In response to the findings of this report we have improved the level of information about Smoke Control Areas and wood burning on our website and will be carrying out a further health and burning information campaign over the 2023/34 winter period.

West Yorkshire Particulate Emission Inventory Project

We are currently working with air quality colleagues across West Yorkshire and Cambridge Environmental Research Consultants (CERC) to develop an improved Particulate Emission Inventory for the West Yorkshire Region. This includes collating local data on the location of solid fuel appliances to try and identify where the highest emissions of particulate matter from domestic premises may be arising. The study is also updating information on local industrial sources, large scale biomass plant and quarries which can also be significant sources of particulate emissions. Once the new emissions inventory is ready it will be compared with health and inequality data for the region to identify where the most urgent action needs to be taken to reduce particulate emissions and improve health. The study will inform the locations for the West Yorkshire PIIP sensor network and will form part of the evidence base for the Bradford Particulate Reduction Strategy.

Particulate monitoring in schools

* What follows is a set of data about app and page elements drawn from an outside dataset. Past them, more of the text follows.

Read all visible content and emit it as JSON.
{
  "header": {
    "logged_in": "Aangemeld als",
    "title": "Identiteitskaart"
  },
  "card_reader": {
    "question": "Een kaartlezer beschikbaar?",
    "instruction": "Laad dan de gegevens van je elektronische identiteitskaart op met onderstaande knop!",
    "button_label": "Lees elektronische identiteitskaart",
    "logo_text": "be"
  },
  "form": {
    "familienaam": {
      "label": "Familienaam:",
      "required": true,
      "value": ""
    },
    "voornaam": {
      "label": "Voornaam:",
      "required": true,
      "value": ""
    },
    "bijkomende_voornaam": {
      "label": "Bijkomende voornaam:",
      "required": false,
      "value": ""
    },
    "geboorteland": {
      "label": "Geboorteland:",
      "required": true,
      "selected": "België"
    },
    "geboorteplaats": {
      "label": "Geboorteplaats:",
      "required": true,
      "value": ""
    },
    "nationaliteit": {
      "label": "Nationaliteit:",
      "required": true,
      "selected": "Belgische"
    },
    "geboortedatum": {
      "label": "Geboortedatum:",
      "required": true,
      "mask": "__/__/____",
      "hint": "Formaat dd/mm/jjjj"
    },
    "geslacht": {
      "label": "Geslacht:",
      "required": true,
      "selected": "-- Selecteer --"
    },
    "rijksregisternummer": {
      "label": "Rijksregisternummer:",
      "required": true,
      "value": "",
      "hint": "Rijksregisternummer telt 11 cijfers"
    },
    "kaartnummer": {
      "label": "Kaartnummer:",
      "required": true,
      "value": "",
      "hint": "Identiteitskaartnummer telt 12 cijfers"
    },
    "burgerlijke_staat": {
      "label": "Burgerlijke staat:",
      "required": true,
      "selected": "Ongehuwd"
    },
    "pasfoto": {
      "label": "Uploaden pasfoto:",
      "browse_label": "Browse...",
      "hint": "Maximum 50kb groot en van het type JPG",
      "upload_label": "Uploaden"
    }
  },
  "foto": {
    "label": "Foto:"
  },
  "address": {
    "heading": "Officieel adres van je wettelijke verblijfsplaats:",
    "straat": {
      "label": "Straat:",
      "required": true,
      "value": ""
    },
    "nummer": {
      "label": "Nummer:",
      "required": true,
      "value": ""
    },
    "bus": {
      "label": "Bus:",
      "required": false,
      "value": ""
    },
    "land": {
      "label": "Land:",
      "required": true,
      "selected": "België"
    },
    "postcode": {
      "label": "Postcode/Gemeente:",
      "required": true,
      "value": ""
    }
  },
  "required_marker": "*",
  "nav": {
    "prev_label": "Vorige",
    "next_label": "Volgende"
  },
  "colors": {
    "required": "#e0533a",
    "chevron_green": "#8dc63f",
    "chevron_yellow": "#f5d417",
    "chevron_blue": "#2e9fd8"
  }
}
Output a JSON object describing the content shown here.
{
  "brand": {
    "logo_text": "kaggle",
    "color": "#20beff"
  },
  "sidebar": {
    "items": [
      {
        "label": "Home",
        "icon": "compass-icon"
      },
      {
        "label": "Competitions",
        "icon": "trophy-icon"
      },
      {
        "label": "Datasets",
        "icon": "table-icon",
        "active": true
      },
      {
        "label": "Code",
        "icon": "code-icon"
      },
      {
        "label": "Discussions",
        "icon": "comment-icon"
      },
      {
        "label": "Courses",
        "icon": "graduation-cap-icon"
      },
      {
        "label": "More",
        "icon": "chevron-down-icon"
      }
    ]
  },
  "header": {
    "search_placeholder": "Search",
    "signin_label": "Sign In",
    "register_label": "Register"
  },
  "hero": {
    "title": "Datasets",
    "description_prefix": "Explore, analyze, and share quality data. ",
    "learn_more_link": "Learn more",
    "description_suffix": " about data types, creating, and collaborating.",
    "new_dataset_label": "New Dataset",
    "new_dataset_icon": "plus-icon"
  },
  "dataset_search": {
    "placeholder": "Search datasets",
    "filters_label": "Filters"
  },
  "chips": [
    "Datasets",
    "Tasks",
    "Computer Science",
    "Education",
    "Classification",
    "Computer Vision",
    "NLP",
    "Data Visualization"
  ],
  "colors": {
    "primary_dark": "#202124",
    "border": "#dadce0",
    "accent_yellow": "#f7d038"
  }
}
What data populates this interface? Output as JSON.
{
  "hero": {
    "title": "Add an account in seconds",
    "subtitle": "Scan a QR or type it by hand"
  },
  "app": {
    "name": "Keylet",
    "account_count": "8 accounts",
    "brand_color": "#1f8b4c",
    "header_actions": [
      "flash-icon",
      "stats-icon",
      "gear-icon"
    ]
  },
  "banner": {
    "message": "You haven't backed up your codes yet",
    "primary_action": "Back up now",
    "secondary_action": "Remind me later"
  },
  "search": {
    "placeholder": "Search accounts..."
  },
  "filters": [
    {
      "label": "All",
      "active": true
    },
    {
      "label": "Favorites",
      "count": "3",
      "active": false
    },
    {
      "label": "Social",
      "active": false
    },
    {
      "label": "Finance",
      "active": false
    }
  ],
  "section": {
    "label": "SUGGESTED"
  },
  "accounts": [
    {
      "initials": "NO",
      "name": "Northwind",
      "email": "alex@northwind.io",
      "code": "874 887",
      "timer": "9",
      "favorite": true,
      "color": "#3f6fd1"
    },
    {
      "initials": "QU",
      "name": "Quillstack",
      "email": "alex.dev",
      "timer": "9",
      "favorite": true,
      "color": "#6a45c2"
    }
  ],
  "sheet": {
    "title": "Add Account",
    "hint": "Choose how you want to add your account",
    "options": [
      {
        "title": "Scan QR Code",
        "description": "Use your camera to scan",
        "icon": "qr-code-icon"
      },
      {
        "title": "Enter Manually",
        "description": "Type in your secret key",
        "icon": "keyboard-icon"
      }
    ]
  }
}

We are currently developing particle monitoring education resources for use in local schools. The resources will form part of the wider Clean Air Schools Programme (CASP). Easy to use handheld particulate analysers will be made available to schools so that pupils can investigate particulate levels in different parts of their school environment and help to draw up action plans to improve air quality in and around their school. Through the CASP programme schools are able to apply for CAZ grant funding to reduce exposure to pollutants.

Non-Road Mobile Machinery (NRMM) emission improvement scheme

During 2024 we will be starting to develop an emission improvement scheme for Non-Road Mobile Machinery (NRMM) in Bradford.

The term NRMM is used to describe any mobile machine or vehicle that is not solely intended for carrying passengers or goods on the road. It covers most plant and machinery typically used on construction sites including those with registration plates, such as telehandlers and dumpers, as well as those that are not self-propelled, such as generators and compressors.

Most NRMM are powered by diesel engines. If they are old and/or not well maintained they can give rise to large emissions of diesel particulate and nitrogen dioxide. As there are a number of large scale regeneration projects and house building schemes currently taking place in Bradford it is important that we take action to control emissions from these sources as well as from general road traffic and domestic sources.

The exact format of the NRMM scheme in Bradford has not yet been determined but we are engaging with the existing NRMM scheme in London to learn from their experiences and will carry out consultation with the construction industry in Bradford before implementing a local scheme. It is anticipated that work on a NRMM scheme for Bradford will commence in Summer 2024.

Further updates on progress with the Bradford Particulate Reduction Strategy (PRS) and associated projects will be provided on this website in due course.